Celiac disease is a condition in which foods that contain the protein called gluten damage the lining of the small intestine. Gluten is found in wheat and related grains, like barley, rye and triticale. It sounds counterintuitive, but the study, published in the journal Pediatrics found that this small window of opportunity might help a baby develop a tolerance to the protein.

The researchers compared two groups of children: one born during a time when celiac diagnoses increased fourfold, and another when it decreased by about the same amount. Those born after 1996, when doctors recommended gluten be introduced at four months, had a 25 percent lower risk of celiac disease than those born in 1982. At that time, the benchmark was 6 months old.

It’s a good idea to introduce gluten while breastfeeding because it’s been proven to stimulate healthy bacteria growth in the gut. In fact, the American Academy of Pediatrics says infants who start eating gluten when they’re breastfeeding have a 52 percent decreased risk of getting celiac disease.

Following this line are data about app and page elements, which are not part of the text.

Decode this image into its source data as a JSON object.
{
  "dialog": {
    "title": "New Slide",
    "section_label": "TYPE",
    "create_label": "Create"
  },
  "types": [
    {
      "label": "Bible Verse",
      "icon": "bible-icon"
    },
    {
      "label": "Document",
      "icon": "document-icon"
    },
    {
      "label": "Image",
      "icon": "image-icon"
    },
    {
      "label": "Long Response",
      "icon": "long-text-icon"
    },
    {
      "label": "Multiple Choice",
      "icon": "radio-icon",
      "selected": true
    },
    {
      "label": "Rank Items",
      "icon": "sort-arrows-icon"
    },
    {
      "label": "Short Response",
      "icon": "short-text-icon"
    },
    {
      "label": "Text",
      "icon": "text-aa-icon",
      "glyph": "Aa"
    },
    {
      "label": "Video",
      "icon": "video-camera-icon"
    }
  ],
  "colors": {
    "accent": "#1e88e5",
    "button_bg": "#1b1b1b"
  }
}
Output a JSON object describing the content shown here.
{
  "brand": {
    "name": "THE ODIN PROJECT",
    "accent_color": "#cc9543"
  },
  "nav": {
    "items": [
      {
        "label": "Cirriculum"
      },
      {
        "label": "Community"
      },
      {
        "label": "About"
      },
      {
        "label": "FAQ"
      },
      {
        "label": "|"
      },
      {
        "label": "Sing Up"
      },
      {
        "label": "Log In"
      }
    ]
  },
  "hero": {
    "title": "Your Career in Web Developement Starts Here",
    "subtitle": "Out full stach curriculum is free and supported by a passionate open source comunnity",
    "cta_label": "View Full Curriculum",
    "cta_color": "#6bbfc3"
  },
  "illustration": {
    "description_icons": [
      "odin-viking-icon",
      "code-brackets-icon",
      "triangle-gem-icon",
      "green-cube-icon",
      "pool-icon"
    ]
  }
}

Celiac disease occurs in about 1 percent of the population and is usually passed on genetically. If your baby does develop celiac disease despite your best efforts, a few signs include gas and bloating, changes in bowel movements, weight loss, lethargy and weakness on most days. If left untreated, your child could get very sick. But life without gluten is not a life sentenced to tasteless food — gluten-free products abound.